ISLAMABAD -  While terming the Sindh Coal Authority (SCA) ‘dysfunctional’, the Supreme Court directed the provincial chief secretary on Friday to hold an inquiry into the projects and schemes undertaken by the energy board and the Special Initiative Department (SID) and submit a ‘proposed report’ within two months.

The apex court, while announcing the verdict reserved on March 14, directed the Sindh chief secretary to probe all the projects and schemes undertaken by the SCA and the SDI in line with the observations made in the judgment.

The former chief justice had taken suo moto of appointments and postings made in the SCA in contravention of the SC judgments and in violation the Sindh Civil Servants Act, 1973.

The provincial government had conceded that some of the appointments were not made in accordance with the law and officers had been repatriated to their respective departments. The provincial government had contended that the appointments of Danish Saeed as DG, Muhammad Ali Memon as chief engineer and Zameer Ahmed Sheikh as an executive engineer were made in accordance with the law.

However, the apex court noted that these officers were inducted in violation of the apex court judgments and the Sindh Civil Servants Act, 1973.

The judgment authored by Justice Faez Isa also declared that the SCA can only implement and execute such projects and schemes which are mentioned in the Sindh Coal Authority Act.

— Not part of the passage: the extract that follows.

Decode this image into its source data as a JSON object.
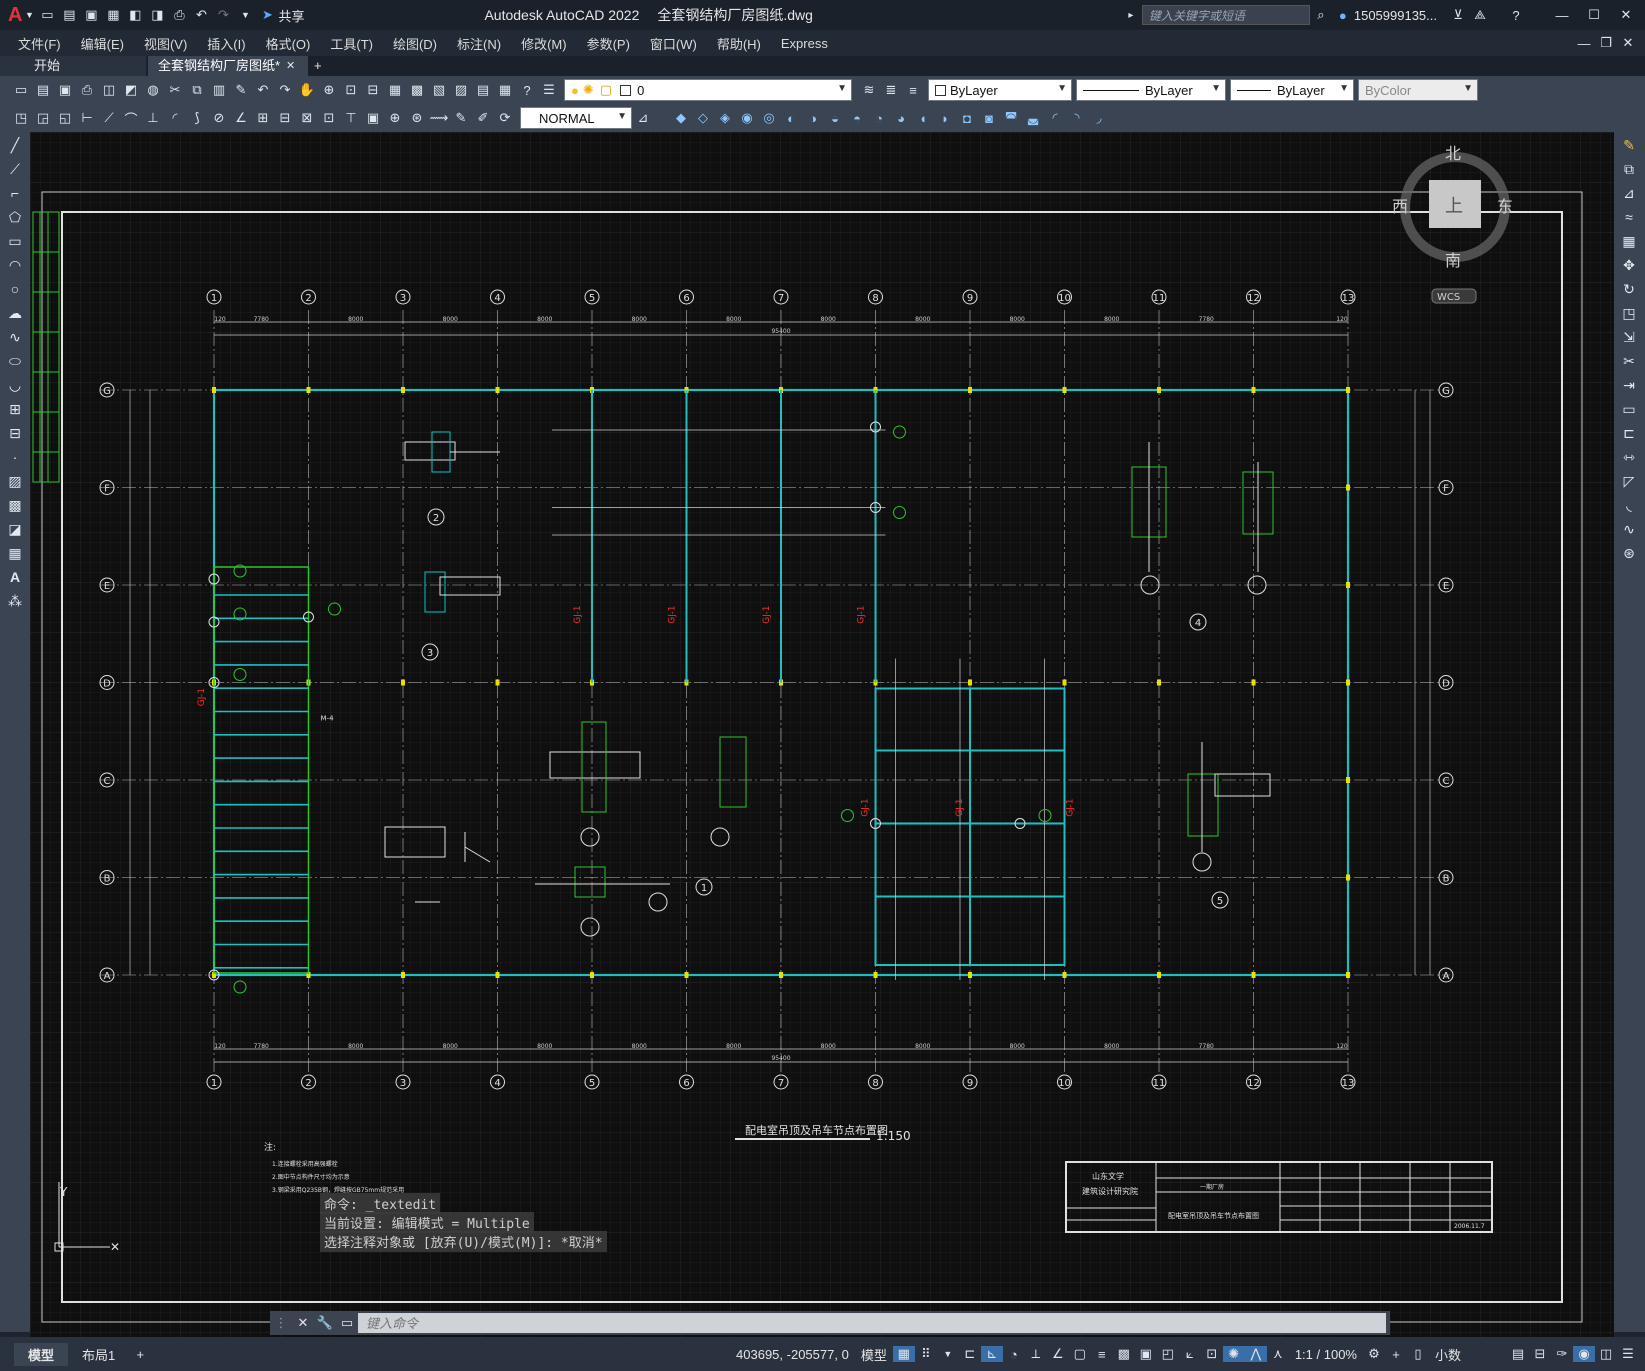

It said that by adding the prefix ‘coal’ to a project or a scheme or otherwise juggling words, a project or a scheme cannot be executed by the SCA which was not mentioned in the Sindh Coal Authority Act.

The bench directed that the projects and schemes which have been or were being implemented/executed by the SCA but were not related to exploration, development, processing, mining or utilizing of coal in the Sindh be immediately transferred to the concerned provincial government department in terms of Schedule II of the Sindh Government Rules of Business.

It directed that the projects and schemes which have been or were being implemented/executed by the SID be immediately transferred to the concerned government department in terms of Schedule II of the Sindh Government Rules of Business.

The court observed that the SCA was established to explore, develop, process mine and utilise coal in the province of Sindh, however, “instead of undertaking what the law mandates it do, it undertook activities which the Act does not permit, and that too without the approval of its board”.

“The SID, to which the Rules of Business have not designated any business, is merely a department in name or an empty shell, nonetheless it has embarked upon undertaking a number of projects and schemes for which it has absolutely no mandate or ability,” the verdict said.

The court said that the SCA and the SID together were implementing and executing projects and schemes worth Rs105 billion. “A small clique of persons is put in charge of these massive funds, avoiding established methods of checks and balances and circumventing the prescribed manner of implementing and executing of projects/schemes; which is a matter of grave public concern,” the judgement said.

The court noted that the case involved fundamental rights of the people. It said Article 9 of the Constitution deal right to life, which includes the right to adequate and safe drinking water and basic health care to which a large number of these projects/schemes pertain to. “Whereas the right to live a life with dignity under Article 14 would be meaningless, if the people are deprived of the benefit of projects and schemes that are paid out of the public exchequer.”

The court said that “the fundamental rights of the people are adversely affected when scarce resources are wasted, when there is unnecessary duplication of work, when responsibility is shirked by those executing public works and when it would be very difficult to hold anyone accountable as a result of implementing and executing projects/schemes through an entity or department which the law does not sanction.”